It was billed as the beginning of the end for Nicolas Maduro. With foreign leaders in tow and the world watching, anti-Maduro activists gathered in Colombia in February 2019 with the aim of pushing entire warehouses worth of aid – flown in on US military cargo planes – across the border into Venezuela.
Instead, the humanitarian convoy was violently blocked by security forces loyal to Maduro – the first in a series of miscalculations in the Trump administration’s policy towards Venezuela.
More than two years later, the risky gambit is being questioned by a US government watchdog. A new report (PDF) by the inspector general at the US Agency for International Development raises doubts about whether the deployment of aid was driven more by the US pursuit of regime change than by technical analysis of needs and the best ways to help struggling Venezuelans.
The findings were published April 16 but have not been previously reported.
The report focuses on the frenzied few months after opposition leader Juan Guaido rose up to challenge Maduro’s rule, quickly winning recognition as Venezuela’s rightful leader by the US and dozens of allies.
As part of that effort, USAID between January and April 2019 spent $2m to position 368 tonnes of emergency supplies on the Caribbean island of Curacao and on the Colombia-Venezuela border.
Under Guaido’s orders, the aid was supposed to be delivered into Venezuela in defiance of Maduro, who condemned the effort as a veiled coup attempt. But when an opposition-organised caravan that tried to enter Venezuela was blocked at the border, at least one truck caught fire, destroying $34,000 worth of US-supplied aid.
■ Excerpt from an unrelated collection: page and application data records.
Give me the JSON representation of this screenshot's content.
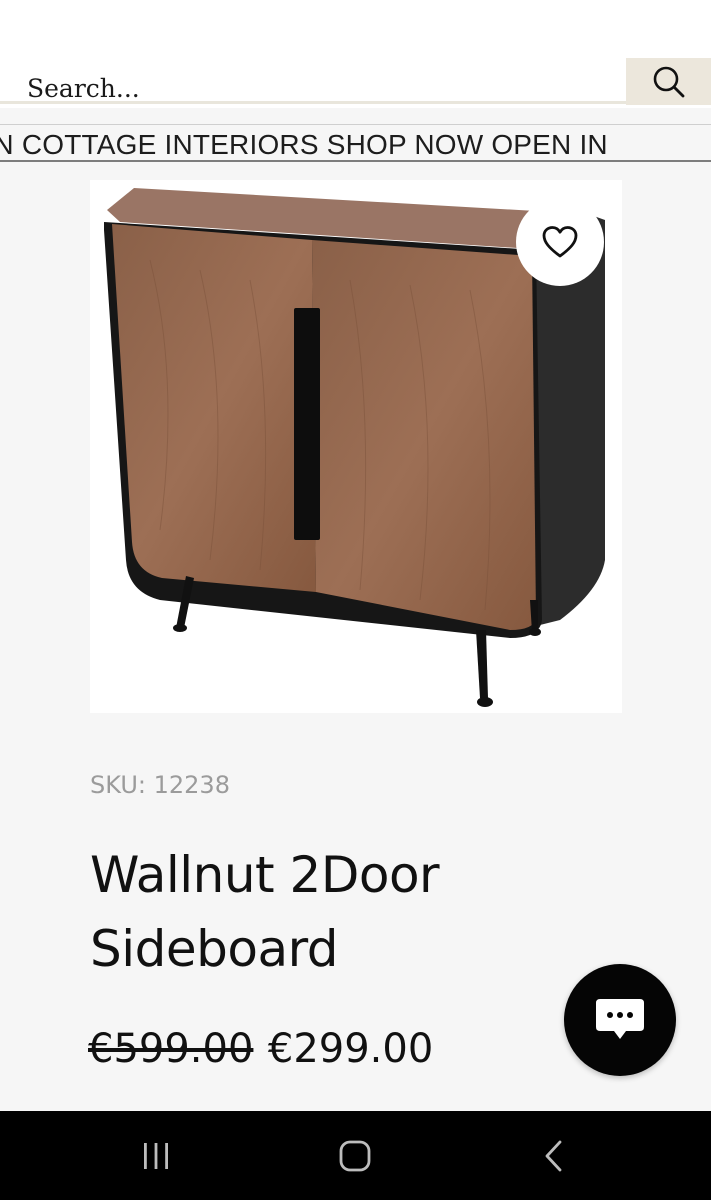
{
  "search": {
    "placeholder": "Search..."
  },
  "icons": {
    "search": "search-icon",
    "wishlist": "heart-icon",
    "chat": "chat-bubble-icon",
    "nav_recents": "recents-icon",
    "nav_home": "home-icon",
    "nav_back": "back-icon"
  },
  "marquee": {
    "text": "RN COTTAGE INTERIORS  SHOP NOW OPEN IN"
  },
  "product": {
    "sku": "SKU: 12238",
    "title": "Wallnut 2Door Sideboard",
    "old_price": "€599.00",
    "price": "€299.00",
    "image_alt": "Walnut two door sideboard with black metal frame"
  },
  "colors": {
    "accent": "#ece7dc",
    "background": "#f6f6f6",
    "text": "#111111",
    "chat_button": "#050505"
  }
}
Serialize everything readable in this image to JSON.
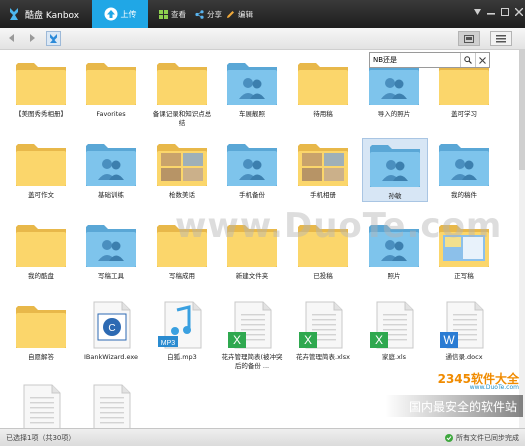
{
  "app": {
    "title": "酷盘 Kanbox"
  },
  "toolbar": {
    "upload": "上传",
    "view": "查看",
    "share": "分享",
    "edit": "编辑"
  },
  "search": {
    "value": "NB还是"
  },
  "items": [
    {
      "label": "【美图秀秀相册】",
      "type": "folder"
    },
    {
      "label": "Favorites",
      "type": "folder"
    },
    {
      "label": "备课记录和知识点总结",
      "type": "folder"
    },
    {
      "label": "车展靓照",
      "type": "shared"
    },
    {
      "label": "待用稿",
      "type": "folder"
    },
    {
      "label": "导入的照片",
      "type": "shared"
    },
    {
      "label": "盖可学习",
      "type": "folder"
    },
    {
      "label": "盖可作文",
      "type": "folder"
    },
    {
      "label": "基础训练",
      "type": "shared"
    },
    {
      "label": "枪数美话",
      "type": "photo"
    },
    {
      "label": "手机备份",
      "type": "shared"
    },
    {
      "label": "手机相册",
      "type": "photo"
    },
    {
      "label": "孙敏",
      "type": "shared"
    },
    {
      "label": "我的稿件",
      "type": "shared"
    },
    {
      "label": "我的酷盘",
      "type": "folder"
    },
    {
      "label": "写稿工具",
      "type": "shared"
    },
    {
      "label": "写稿成用",
      "type": "folder"
    },
    {
      "label": "新建文件夹",
      "type": "folder"
    },
    {
      "label": "已投稿",
      "type": "folder"
    },
    {
      "label": "照片",
      "type": "shared"
    },
    {
      "label": "正写稿",
      "type": "screen"
    },
    {
      "label": "自愿解答",
      "type": "folder"
    },
    {
      "label": "IBankWizard.exe",
      "type": "exe"
    },
    {
      "label": "白狐.mp3",
      "type": "mp3"
    },
    {
      "label": "花卉管理简表(被冲突后的备份 ...",
      "type": "xls"
    },
    {
      "label": "花卉管理简表.xlsx",
      "type": "xls"
    },
    {
      "label": "家庭.xls",
      "type": "xls"
    },
    {
      "label": "通信录.docx",
      "type": "doc"
    },
    {
      "label": "",
      "type": "blank"
    },
    {
      "label": "",
      "type": "blank"
    }
  ],
  "status": {
    "left": "已选择1项（共30项）",
    "right": "所有文件已同步完成"
  },
  "watermark": "www.DuoTe.com",
  "corner": {
    "logo": "2345软件大全",
    "sub": "www.DuoTe.com",
    "banner": "国内最安全的软件站"
  }
}
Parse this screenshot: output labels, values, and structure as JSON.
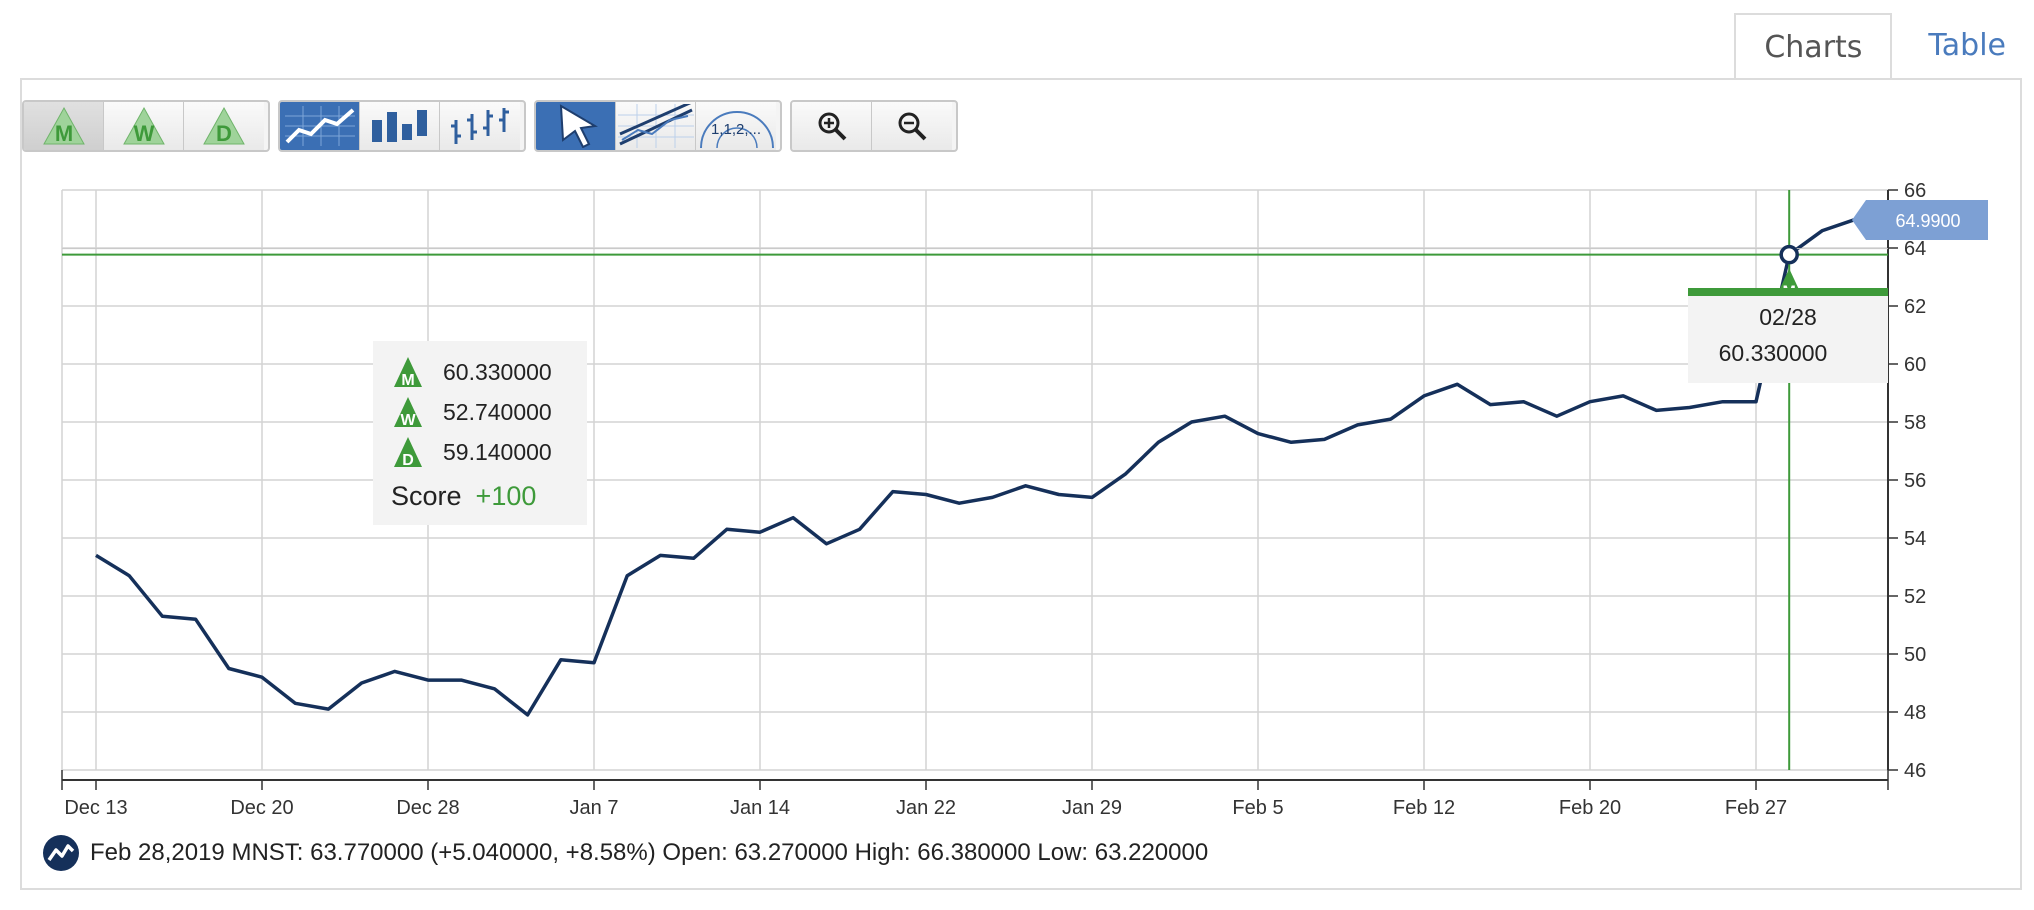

As media attention turned away and Guaido’s fight to unseat Maduro unraveled in the months that followed, the US assistance was quietly repurposed. In the end, only eight tonnes ever reached Venezuela, with the remaining 360 tonnes distributed inside Colombia or shipped to Somalia, the report found.
The 34-page report said the US deployment of aid responded in part to the Trump administration’s campaign to pressure Maduro rather than just coming to the aid of struggling Venezuelans.
For example, the assistance was needlessly delivered in giant Air Force C-17 cargo planes instead of cheaper commercial options that were available, the report said. Ready-to-use meals to fight child malnutrition were also sent even though USAID’s own experts had decided the nutritional status of Venezuelan children did not warrant their use at the time, investigators said.
To bolster Guaido, USAID – believing UN agencies had been co-opted by Maduro – minimised funding to the United Nations even though some UN agencies had infrastructure inside Venezuela to distribute the aid.
The “directive to pre-position humanitarian commodities was not driven by technical expertise or fully aligned with the humanitarian principles of neutrality, independence and being based on needs assessments,” the report says.
The report, which was nearly two years in the making, was prepared to address challenges and “fraud risks” in USAID’s response to the Venezuelan crisis. It contains six recommendations to improve coordination across the sprawling agency – the main vehicle for US foreign assistance – and strengthen controls to avoid politicising humanitarian action.
A USAID spokesperson said the agency welcomed the report’s findings, which it is implementing, and all efforts to improve the effectiveness of USAID’s work, especially in challenging environments.
Shortly after Guaido’s aid delivery caravan failed, USAID started quietly working behind the scenes with UN agencies, the International Committee of the Red Cross and other groups to get aid into Venezuela, where such goods are frequently distributed at government hospitals and agencies controlled by Maduro.